**ACTIVITY:** Report every line below that holds the word "JSON".

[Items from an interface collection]
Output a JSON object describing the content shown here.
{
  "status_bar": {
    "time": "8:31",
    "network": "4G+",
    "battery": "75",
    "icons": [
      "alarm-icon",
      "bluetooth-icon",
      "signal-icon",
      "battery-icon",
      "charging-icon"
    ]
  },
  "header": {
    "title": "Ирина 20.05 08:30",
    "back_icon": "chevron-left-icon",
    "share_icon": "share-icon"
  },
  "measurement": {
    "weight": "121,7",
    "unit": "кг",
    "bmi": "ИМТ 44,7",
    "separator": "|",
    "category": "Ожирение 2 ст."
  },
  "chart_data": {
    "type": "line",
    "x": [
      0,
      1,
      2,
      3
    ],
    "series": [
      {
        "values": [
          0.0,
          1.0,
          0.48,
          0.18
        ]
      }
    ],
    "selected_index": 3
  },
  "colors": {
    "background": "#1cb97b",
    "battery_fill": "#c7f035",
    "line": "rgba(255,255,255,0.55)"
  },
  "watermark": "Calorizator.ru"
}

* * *

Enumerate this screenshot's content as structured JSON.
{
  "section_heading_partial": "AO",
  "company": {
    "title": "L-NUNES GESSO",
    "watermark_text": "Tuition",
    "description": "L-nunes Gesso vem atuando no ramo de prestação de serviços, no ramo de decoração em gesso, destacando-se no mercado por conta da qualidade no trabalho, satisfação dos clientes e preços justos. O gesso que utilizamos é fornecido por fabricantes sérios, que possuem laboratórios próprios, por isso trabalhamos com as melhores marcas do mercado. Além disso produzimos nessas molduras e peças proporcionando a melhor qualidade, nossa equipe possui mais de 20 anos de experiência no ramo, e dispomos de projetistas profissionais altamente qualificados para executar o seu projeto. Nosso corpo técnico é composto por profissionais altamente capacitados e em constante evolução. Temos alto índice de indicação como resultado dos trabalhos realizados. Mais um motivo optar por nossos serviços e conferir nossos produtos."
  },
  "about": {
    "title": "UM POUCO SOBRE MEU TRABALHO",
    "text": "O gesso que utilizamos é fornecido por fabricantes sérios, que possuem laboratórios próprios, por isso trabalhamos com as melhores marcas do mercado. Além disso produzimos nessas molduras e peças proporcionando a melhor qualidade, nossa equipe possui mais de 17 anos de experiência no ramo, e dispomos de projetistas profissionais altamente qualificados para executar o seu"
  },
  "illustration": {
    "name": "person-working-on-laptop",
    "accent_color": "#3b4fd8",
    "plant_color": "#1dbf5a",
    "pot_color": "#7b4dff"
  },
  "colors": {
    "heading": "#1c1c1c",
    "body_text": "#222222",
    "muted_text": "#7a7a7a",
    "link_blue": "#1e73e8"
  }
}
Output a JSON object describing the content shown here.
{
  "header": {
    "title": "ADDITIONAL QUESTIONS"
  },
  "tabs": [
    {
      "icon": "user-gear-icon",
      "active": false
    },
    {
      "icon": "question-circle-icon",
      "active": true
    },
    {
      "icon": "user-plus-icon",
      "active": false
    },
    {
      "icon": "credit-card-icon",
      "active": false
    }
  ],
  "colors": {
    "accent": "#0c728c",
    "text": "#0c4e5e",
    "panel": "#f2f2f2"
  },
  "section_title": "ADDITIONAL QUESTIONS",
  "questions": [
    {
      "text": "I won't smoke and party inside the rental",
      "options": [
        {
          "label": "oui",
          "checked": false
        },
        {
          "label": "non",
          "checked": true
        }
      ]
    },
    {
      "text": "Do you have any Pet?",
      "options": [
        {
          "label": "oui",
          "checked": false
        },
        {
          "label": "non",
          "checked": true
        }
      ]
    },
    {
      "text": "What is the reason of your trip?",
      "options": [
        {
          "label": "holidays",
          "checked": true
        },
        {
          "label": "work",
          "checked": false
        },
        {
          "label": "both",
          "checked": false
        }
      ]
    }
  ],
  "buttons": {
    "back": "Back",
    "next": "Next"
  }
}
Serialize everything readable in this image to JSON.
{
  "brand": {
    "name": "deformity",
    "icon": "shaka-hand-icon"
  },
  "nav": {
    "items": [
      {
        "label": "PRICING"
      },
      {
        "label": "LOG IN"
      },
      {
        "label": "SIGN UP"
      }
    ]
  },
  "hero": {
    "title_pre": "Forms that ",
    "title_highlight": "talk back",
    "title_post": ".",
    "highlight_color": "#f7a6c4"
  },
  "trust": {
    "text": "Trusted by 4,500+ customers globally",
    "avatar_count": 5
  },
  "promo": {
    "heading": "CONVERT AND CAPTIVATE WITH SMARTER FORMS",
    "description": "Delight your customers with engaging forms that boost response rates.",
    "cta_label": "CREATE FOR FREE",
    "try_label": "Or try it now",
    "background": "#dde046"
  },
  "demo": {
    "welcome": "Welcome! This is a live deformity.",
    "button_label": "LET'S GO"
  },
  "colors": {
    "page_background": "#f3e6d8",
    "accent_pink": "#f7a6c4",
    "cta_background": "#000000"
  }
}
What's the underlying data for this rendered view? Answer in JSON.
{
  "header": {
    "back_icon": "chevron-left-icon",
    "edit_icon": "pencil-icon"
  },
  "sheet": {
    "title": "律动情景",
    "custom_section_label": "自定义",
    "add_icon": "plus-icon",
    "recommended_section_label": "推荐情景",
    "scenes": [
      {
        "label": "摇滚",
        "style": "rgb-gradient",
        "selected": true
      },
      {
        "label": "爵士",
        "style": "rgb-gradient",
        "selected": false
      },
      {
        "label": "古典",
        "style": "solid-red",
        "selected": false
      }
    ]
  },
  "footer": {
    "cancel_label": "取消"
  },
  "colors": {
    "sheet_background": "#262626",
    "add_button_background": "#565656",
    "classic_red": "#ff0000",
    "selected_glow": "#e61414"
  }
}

**WORKED SOLUTION:**
Output a JSON object describing the content shown here.
Enumerate this screenshot's content as structured JSON.
Output a JSON object describing the content shown here.
Serialize everything readable in this image to JSON.
What's the underlying data for this rendered view? Answer in JSON.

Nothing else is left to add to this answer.